EBS leases grandfathered, other loose ends tied down, new build-out terms proposed
The status of hoary Educational Broadband Service leases has been up in the air ever since the FCC made EBS leases subject to the secondary market rules that govern most other spectrum leasing arrangements. But now, thanks to a long-awaited ruling on (among other things) an uncontested compromise proposal, things may start moving again.
The principal issue has been: how long can these EBS leases extend?
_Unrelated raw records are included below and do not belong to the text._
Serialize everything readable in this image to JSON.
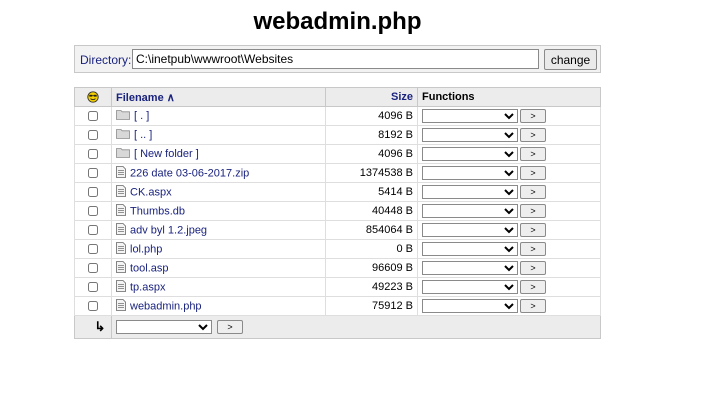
{
  "title": "webadmin.php",
  "directory": {
    "label": "Directory:",
    "value": "C:\\inetpub\\wwwroot\\Websites",
    "change_label": "change"
  },
  "table": {
    "col_icon_name": "smiley-icon",
    "col_filename": "Filename ∧",
    "col_size": "Size",
    "col_functions": "Functions",
    "rows": [
      {
        "name": "[ . ]",
        "size": "4096 B",
        "type": "folder"
      },
      {
        "name": "[ .. ]",
        "size": "8192 B",
        "type": "folder"
      },
      {
        "name": "[ New folder ]",
        "size": "4096 B",
        "type": "folder"
      },
      {
        "name": "226 date 03-06-2017.zip",
        "size": "1374538 B",
        "type": "file"
      },
      {
        "name": "CK.aspx",
        "size": "5414 B",
        "type": "file"
      },
      {
        "name": "Thumbs.db",
        "size": "40448 B",
        "type": "file"
      },
      {
        "name": "adv byl 1.2.jpeg",
        "size": "854064 B",
        "type": "file"
      },
      {
        "name": "lol.php",
        "size": "0 B",
        "type": "file"
      },
      {
        "name": "tool.asp",
        "size": "96609 B",
        "type": "file"
      },
      {
        "name": "tp.aspx",
        "size": "49223 B",
        "type": "file"
      },
      {
        "name": "webadmin.php",
        "size": "75912 B",
        "type": "file"
      }
    ],
    "go_label": ">",
    "footer_arrow": "↳"
  }
}
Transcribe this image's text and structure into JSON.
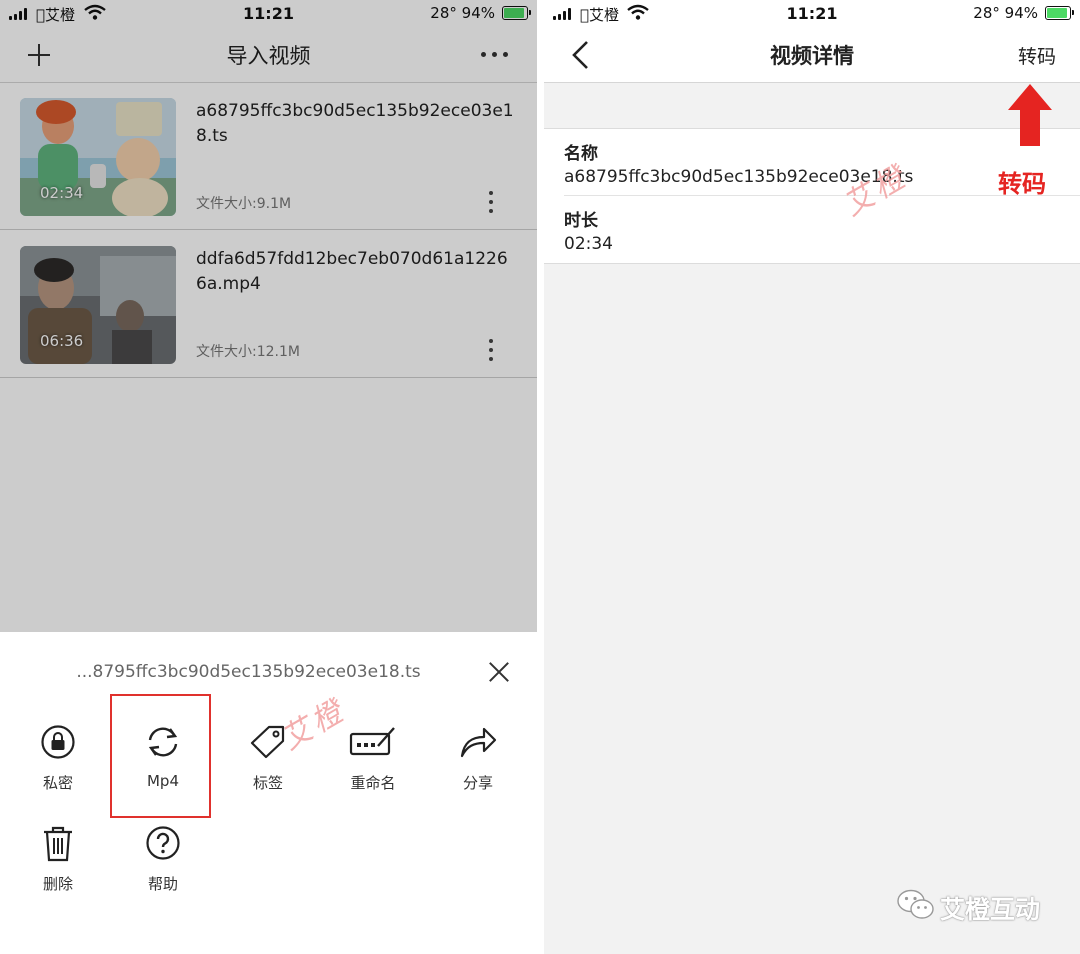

Originally, such leases were limited to ten years . . . then 15 . . . then there was no limit . . . then (in 2008) the Commission re-imposed the 15-year limit, grandfathering pre-existing leases from the date of execution of the leases.
In the FCC’s back-and-forth flip-flopping, it was that latter flip (or was it a flop?) that raised the dander of many EBS lessees – particularly those with leases which (a) may have been “executed” many years ago but (b) have not gone into effect because the start date on the leases was triggered by some other event. The FCC’s casual ruling – perhaps inadvertently –served to severely limit the term of some such leases.
Reconsideration petitions were duly filed and opposed, but eventually the commercial industry group (WCAI) and the educational industry group (NEBSA) jointly offered a compromise solution: the 15 years could run from the execution date if the lease had in fact commenced prior to March 20, 2008 (the date of the Order that caused all the hubbub) or if both parties to the lease agreed to its treatment as grandfathered. The joint proposal also provided that leases entered into between January 24, 1999, and January 5, 2005, that provided for deferred start dates on the leases would be grandfathered for up to 15 years from the agreed start date (rather than from the execution date).
The FCC gladly accepted this compromise proposal (which to our mind leans heavily in favor of the commercial lessees) as meeting most of the interests of both parties. It also was able to avoid the deeper question of whether the FCC can abrogate contracts by administrative fiat.
Cleaning up another loose end, the FCC proposed to give auction winners in upcoming Auction 86 four years from the date of their new licenses to build out their systems rather than the 15 months or so that would be available without a rule change. This much needed revision – if ultimately adopted – would come too late, however, for prospective auction participants who were deterred by the short construction fuse from filing short form applications. Comment deadlines on this proposal have not yet been established, but the comment and reply comment periods will be short (15 and 25 days from Federal Register Publication for comments and reply comments, respectively).
Finally, the FCC clarified that licensees of old channels 1, 2 and 2A can simultaneously operate on both their old channels and their new channels pending migration of all of their subscribers to the new band plan. So theoretically, if an AWS licensee does not evict the incumbent BRS licensee from the old band, it could continue to operate on those 6 – 10/12 MHz of spectrum indefinitely by keeping subscribers on the bands. Not that anyone would ever do such a thing.